Krzyzewski's longevity makes the connection particularly close: Hill, Bilas and Battier are the only analysts regularly calling high-profile games whose former head coach is still on the sideline.
Considering the history of commentators announcing family members' competitions over the years — the Grieses, the Waltons, the Van Gundys, the Grudens — TV executives have repeatedly concluded that analysts can separate the personal from the professional. Still, ESPN's Miller said his network tries to keep ex-coaches and players off their former schools' games when they first start working as analysts, which "gives them time to establish credibility in the eyes of the viewer."
That restriction wasn't used this season with Battier, who stepped right into "Big Monday" after retiring from the NBA. Hill was a studio analyst during last year's NCAA Tournament following his own NBA retirement, before he and Bill Raftery were tabbed to join Jim Nantz on the Final Four crew.
Miller, who oversees studio and game production for college basketball and football for ESPN, said network executives did discuss whether adding Williams to "GameDay" would make the show too Duke-heavy.
Watching his fellow former players call the Blue Devils' games over the years, Hill sensed that, if anything, "sometimes they err on the side of being very judgmental of Duke."

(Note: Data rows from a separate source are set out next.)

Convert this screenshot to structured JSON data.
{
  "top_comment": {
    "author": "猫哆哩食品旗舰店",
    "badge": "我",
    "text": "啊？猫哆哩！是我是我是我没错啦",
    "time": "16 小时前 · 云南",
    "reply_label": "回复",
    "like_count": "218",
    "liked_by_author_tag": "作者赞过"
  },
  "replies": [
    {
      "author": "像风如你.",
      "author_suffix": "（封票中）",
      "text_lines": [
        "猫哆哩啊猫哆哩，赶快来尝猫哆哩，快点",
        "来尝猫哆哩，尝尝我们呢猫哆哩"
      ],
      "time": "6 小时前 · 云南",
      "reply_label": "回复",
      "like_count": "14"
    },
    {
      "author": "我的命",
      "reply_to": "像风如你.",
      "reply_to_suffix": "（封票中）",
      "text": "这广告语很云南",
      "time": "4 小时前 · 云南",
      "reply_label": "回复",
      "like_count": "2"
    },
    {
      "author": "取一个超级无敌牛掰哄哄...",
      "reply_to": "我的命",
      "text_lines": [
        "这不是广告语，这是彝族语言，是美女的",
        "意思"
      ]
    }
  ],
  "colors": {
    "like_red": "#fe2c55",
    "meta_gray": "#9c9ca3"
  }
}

He might find himself doing the same.
"It will be interesting. It is a little awkward," Hill said. "But if and when that happens, I'll probably err on the side of being — I don't want to say overly critical, but try to show that I'm not too biased."
Apparent bias wouldn't offend former UNC star Kenny Smith, who works the tournament's studio show. When Smith used to call ACC games, he recalled, he had to stop himself from saying "we" about the Tar Heels.

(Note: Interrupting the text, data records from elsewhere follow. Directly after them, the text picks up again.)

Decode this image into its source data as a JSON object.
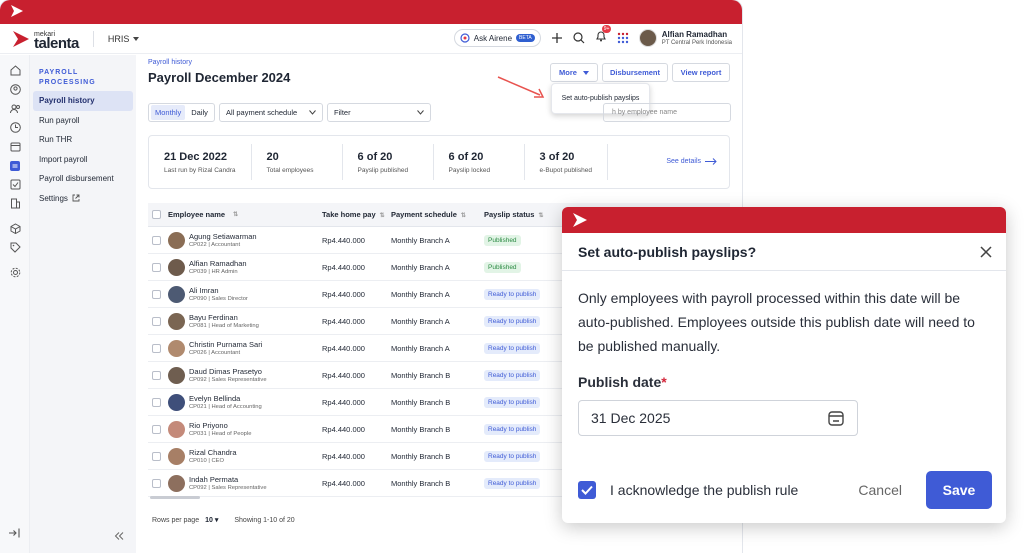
{
  "brand": {
    "small": "mekari",
    "big": "talenta"
  },
  "header": {
    "module": "HRIS",
    "ask_label": "Ask Airene",
    "beta": "BETA",
    "notif_count": "9+",
    "user_name": "Alfian Ramadhan",
    "user_company": "PT Central Perk Indonesia"
  },
  "sidebar": {
    "title_line1": "PAYROLL",
    "title_line2": "PROCESSING",
    "items": [
      "Payroll history",
      "Run payroll",
      "Run THR",
      "Import payroll",
      "Payroll disbursement",
      "Settings"
    ]
  },
  "page": {
    "breadcrumb": "Payroll history",
    "title": "Payroll December 2024",
    "more": "More",
    "disbursement": "Disbursement",
    "view_report": "View report",
    "dropdown_item": "Set auto-publish payslips"
  },
  "filters": {
    "monthly": "Monthly",
    "daily": "Daily",
    "schedule": "All payment schedule",
    "filter": "Filter",
    "search_placeholder": "h by employee name"
  },
  "stats": [
    {
      "value": "21 Dec 2022",
      "label": "Last run by Rizal Candra"
    },
    {
      "value": "20",
      "label": "Total employees"
    },
    {
      "value": "6 of 20",
      "label": "Payslip published"
    },
    {
      "value": "6 of 20",
      "label": "Payslip locked"
    },
    {
      "value": "3 of 20",
      "label": "e-Bupot published"
    }
  ],
  "see_details": "See details",
  "table": {
    "columns": [
      "Employee name",
      "Take home pay",
      "Payment schedule",
      "Payslip status"
    ],
    "rows": [
      {
        "name": "Agung Setiawarman",
        "sub": "CP022 | Accountant",
        "pay": "Rp4.440.000",
        "schedule": "Monthly Branch A",
        "status": "Published"
      },
      {
        "name": "Alfian Ramadhan",
        "sub": "CP039 | HR Admin",
        "pay": "Rp4.440.000",
        "schedule": "Monthly Branch A",
        "status": "Published"
      },
      {
        "name": "Ali Imran",
        "sub": "CP090 | Sales Director",
        "pay": "Rp4.440.000",
        "schedule": "Monthly Branch A",
        "status": "Ready to publish"
      },
      {
        "name": "Bayu Ferdinan",
        "sub": "CP081 | Head of Marketing",
        "pay": "Rp4.440.000",
        "schedule": "Monthly Branch A",
        "status": "Ready to publish"
      },
      {
        "name": "Christin Purnama Sari",
        "sub": "CP026 | Accountant",
        "pay": "Rp4.440.000",
        "schedule": "Monthly Branch A",
        "status": "Ready to publish"
      },
      {
        "name": "Daud Dimas Prasetyo",
        "sub": "CP092 | Sales Representative",
        "pay": "Rp4.440.000",
        "schedule": "Monthly Branch B",
        "status": "Ready to publish"
      },
      {
        "name": "Evelyn Bellinda",
        "sub": "CP021 | Head of Accounting",
        "pay": "Rp4.440.000",
        "schedule": "Monthly Branch B",
        "status": "Ready to publish"
      },
      {
        "name": "Rio Priyono",
        "sub": "CP031 | Head of People",
        "pay": "Rp4.440.000",
        "schedule": "Monthly Branch B",
        "status": "Ready to publish"
      },
      {
        "name": "Rizal Chandra",
        "sub": "CP010 | CEO",
        "pay": "Rp4.440.000",
        "schedule": "Monthly Branch B",
        "status": "Ready to publish"
      },
      {
        "name": "Indah Permata",
        "sub": "CP092 | Sales Representative",
        "pay": "Rp4.440.000",
        "schedule": "Monthly Branch B",
        "status": "Ready to publish"
      }
    ]
  },
  "footer": {
    "rows_label": "Rows per page",
    "rows_value": "10",
    "showing": "Showing 1-10 of 20"
  },
  "modal": {
    "title": "Set auto-publish payslips?",
    "body": "Only employees with payroll processed within this date will be auto-published. Employees outside this publish date will need to be published manually.",
    "date_label": "Publish date",
    "required": "*",
    "date_value": "31 Dec 2025",
    "ack": "I acknowledge the publish rule",
    "cancel": "Cancel",
    "save": "Save"
  },
  "colors": {
    "brand_red": "#c8202f",
    "primary": "#3f5bd6"
  }
}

"But so what?" Smith said. "It doesn't make me help the team win, even if I have a preference of who I'd like to win. It doesn't change the action on the court. It doesn't change my viewpoint on analyzing the action."
What the commentator says may mean less to many fans than the simple knowledge of where he played. Ryan Thornburg, a North Carolina alum who now teaches in the university's journalism school, likened the mindset to superstitions. Believing that misplacing the remote control caused the Tar Heels to fall to Notre Dame in the ACC Tournament final may be illogical, but it's also comforting.
So you get this thought process, he said: "We couldn't possibly lose because we didn't play as well — we must have lost because Jay Bilas mentioned how much he learned from Mike Brey," the former Duke assistant-turned-Irish coach.
Smith, for one, sees no cause for alarm.
"Those guys in Durham couldn't have a guy do NASCAR and then do basketball," he said, holding up UNC teammate Brad Daugherty's work in the two disparate sports for ESPN. "They're not as versatile as we are. ... We could play, and then we could announce, and we'd still win."